In addition to the soundtrack songs, Disc Three includes several demos. These stripped down performances offer a peek into Nicks’ creative process but are also complete enough to be enjoyable listens. It’s not hard to imagine Nicks including these demos to thumb her nose at rock critics who adore painting her as dependent on others (i.e., guys) to turn her musical daydreams into concrete songs. If so, she makes her point. The demos of “Sweet Girl” and “Twisted” are better than the recorded versions released after Lindsey Buckingham got a hold of them. Of course Buckingham contributed to Nicks’ work with Fleetwood Mac, as Nicks readily admits. However, Nicks also states that she is sometimes mis-produced (I’d add over-produced), so the simplicity and intimate energy of these demos is eye-opening.
Disc Three is rounded out with several other goodies. Her energetic performance of "Gold and Braid" from White Wing Dove is included; this is a song she never recorded in the studio. We also get both of her late seventies’ duets outside Fleetwood Mac ("Gold" and “Whenever I Call You Friend”), a Buckingham Nicks track, and her spin on Tom Petty’s “Free Fallin’”. The Disc ends with her re-recording the demo version of “Rhiannon” on piano. All said, Disc Three is a powerful inducement to buy Enchanted even if you have all of Nicks’ solo work.
Stepping back, can one quibble with the selection of tracks on Enchanted?

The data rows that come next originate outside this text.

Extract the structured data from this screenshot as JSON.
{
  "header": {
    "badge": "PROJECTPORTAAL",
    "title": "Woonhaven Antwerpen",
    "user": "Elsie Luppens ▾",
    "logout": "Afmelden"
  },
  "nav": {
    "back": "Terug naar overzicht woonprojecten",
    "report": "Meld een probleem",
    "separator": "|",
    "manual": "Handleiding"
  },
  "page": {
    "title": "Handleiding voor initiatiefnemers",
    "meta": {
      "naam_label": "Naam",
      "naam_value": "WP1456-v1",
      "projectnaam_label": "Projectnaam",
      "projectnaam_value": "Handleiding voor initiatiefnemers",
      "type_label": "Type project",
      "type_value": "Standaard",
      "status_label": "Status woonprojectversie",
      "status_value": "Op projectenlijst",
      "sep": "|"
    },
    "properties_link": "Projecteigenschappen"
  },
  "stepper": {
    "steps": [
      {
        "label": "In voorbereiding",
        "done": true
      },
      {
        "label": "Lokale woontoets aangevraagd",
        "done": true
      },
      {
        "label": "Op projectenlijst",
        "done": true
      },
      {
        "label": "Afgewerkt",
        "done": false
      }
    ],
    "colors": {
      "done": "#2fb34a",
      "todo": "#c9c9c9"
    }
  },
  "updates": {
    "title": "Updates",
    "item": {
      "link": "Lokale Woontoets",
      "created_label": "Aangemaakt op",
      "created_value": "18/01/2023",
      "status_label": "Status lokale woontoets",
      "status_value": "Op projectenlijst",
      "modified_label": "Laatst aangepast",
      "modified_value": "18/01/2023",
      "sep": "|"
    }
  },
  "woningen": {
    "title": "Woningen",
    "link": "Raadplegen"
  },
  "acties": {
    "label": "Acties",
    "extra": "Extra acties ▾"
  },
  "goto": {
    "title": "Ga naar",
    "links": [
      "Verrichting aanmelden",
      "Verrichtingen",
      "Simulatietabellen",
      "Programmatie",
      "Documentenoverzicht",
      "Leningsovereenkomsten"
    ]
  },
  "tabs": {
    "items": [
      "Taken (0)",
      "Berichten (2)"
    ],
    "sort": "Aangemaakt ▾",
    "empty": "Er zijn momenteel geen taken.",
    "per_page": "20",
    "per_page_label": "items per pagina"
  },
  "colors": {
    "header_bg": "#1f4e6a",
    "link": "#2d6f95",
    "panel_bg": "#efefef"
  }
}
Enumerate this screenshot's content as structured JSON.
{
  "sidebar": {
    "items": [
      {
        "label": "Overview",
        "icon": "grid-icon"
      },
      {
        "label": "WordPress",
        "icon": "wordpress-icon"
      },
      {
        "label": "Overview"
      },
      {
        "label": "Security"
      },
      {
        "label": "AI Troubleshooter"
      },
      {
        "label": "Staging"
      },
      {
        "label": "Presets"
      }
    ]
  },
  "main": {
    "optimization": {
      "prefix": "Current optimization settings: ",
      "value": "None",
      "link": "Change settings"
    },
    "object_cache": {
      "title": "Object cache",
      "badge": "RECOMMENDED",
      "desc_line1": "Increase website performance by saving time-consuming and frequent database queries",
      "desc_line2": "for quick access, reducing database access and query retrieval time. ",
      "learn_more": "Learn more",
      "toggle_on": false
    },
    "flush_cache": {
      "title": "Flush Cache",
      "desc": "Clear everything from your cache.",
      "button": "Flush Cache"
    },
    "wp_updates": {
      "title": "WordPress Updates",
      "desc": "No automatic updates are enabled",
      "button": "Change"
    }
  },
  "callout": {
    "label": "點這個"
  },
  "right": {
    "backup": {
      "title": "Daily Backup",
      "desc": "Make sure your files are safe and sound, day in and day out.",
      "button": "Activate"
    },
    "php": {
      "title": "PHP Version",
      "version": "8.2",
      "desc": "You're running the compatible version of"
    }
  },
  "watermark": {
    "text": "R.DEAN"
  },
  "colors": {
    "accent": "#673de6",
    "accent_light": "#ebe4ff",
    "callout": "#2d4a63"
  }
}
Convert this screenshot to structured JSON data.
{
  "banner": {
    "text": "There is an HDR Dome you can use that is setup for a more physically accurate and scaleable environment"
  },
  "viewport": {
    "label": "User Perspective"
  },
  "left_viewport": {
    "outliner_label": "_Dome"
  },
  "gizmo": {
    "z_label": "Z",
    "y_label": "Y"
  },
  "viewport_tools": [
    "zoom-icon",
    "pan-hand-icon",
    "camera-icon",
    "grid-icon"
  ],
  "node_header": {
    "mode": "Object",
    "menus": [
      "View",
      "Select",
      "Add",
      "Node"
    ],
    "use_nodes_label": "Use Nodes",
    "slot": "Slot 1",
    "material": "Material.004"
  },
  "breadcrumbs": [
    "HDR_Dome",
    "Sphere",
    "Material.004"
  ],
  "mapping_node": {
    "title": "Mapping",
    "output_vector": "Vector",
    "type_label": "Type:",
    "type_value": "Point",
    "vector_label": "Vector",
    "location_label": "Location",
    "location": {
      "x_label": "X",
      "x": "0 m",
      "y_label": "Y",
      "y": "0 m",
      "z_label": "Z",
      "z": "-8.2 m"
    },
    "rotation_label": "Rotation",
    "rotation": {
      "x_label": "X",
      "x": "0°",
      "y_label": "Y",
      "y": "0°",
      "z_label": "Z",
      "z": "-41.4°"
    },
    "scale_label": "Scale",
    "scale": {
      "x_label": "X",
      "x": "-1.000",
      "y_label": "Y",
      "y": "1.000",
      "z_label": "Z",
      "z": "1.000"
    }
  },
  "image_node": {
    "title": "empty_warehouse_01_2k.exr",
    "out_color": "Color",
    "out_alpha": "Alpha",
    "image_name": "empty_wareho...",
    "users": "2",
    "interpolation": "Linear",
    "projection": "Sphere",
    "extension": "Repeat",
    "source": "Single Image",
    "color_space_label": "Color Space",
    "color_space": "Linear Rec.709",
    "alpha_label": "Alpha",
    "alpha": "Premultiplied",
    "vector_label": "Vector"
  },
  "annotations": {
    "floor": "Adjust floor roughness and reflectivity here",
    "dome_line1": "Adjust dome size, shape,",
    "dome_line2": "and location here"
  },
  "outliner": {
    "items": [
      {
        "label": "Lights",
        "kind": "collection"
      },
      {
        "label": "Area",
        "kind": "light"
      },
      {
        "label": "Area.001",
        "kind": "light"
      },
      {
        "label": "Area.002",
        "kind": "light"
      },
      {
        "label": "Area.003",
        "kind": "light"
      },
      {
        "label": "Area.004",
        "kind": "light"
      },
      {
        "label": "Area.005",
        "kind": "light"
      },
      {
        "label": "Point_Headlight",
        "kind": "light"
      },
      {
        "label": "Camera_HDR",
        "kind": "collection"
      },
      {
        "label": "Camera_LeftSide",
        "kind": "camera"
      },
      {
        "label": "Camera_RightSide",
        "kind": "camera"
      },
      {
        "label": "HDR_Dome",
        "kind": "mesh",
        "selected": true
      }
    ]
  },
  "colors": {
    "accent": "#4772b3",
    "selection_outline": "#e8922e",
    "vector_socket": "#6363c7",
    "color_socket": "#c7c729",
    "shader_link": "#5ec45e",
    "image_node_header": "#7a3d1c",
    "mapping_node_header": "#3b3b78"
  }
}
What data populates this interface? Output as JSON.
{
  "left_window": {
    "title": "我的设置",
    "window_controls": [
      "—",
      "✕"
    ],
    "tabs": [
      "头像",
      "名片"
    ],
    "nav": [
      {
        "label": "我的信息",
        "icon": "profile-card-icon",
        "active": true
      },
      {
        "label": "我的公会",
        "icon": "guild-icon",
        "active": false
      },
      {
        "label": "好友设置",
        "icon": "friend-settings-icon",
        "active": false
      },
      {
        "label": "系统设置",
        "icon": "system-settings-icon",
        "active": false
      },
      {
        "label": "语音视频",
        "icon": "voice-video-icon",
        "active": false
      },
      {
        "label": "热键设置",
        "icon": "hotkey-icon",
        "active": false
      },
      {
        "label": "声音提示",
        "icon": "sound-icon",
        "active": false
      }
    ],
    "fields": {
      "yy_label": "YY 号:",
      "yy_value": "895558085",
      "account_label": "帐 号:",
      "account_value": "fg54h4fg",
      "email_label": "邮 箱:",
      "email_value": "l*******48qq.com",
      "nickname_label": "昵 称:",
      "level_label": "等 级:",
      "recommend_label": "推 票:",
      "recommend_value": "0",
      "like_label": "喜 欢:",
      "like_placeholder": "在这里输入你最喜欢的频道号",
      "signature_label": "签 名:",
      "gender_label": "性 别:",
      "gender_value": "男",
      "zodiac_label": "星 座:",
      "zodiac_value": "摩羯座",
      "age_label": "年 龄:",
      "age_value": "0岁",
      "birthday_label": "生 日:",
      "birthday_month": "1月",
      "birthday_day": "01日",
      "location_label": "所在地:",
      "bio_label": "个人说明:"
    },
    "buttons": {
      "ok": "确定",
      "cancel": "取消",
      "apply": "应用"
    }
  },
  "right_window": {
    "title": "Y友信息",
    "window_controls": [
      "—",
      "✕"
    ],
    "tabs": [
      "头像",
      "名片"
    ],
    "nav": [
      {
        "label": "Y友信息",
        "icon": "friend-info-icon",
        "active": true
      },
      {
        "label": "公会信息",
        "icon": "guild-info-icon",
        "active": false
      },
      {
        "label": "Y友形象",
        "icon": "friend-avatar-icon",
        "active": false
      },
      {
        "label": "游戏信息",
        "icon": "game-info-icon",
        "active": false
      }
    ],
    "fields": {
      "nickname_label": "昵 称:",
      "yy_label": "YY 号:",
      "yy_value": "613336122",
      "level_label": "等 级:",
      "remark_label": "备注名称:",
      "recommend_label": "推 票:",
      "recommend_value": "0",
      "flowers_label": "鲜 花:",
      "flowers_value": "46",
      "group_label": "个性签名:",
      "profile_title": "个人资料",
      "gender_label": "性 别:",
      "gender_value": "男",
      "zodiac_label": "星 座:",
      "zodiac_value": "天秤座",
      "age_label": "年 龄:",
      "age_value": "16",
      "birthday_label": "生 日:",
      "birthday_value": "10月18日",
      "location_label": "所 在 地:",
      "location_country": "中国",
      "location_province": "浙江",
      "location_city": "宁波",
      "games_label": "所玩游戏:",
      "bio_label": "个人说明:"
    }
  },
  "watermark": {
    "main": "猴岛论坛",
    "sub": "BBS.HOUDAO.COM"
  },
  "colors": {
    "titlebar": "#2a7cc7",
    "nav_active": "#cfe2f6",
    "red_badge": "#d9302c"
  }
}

It’s a career retrospective so, of course, the answer is ‘yes’. So here I go… Her remix of “The Nightmare” or the b-side “Inspiration” would have been preferable to weak material like “Thousand Days” and “Reconsider Me”. I would have excluded “The Highwayman” in favor of The Wild Heart’s “Nothing Ever Changes”. Song selection from Rock a Little emphasizes material Nicks wrote alone – which makes sense given this is her boxed set – but “I Sing For the Things” and the convoluted “Rock a Little” were just nowhere near as well-written or performed as “Sister Honey” and “If I Were You”. Similarly, the inclusion of “Desert Angel” from Timespace makes sense from a Stevie-as-songwriter perspective, but it’s a weak track compared to something like “Ghosts” from about the same period. On a less subjective note, selecting “Rose Garden” over just about any other track from Street Angel is plain lunacy. “Love is Like a River” or “Listen to the Rain” would have been a much better representations of Nicks’ songwriting chops for a fan or a casual listener.
Quibbling aside, this boxed set was designed to be a fantastic value for the fan in the context of 1998’s music distribution/technology. The dozens of photos and complete lyrics compiled in a storybook format adds a visual and tactile appeal sadly extinct in the iTunes era. In Enchanted, Nicks has created a love letter to her fans as well as a testament to her solo career up to this point.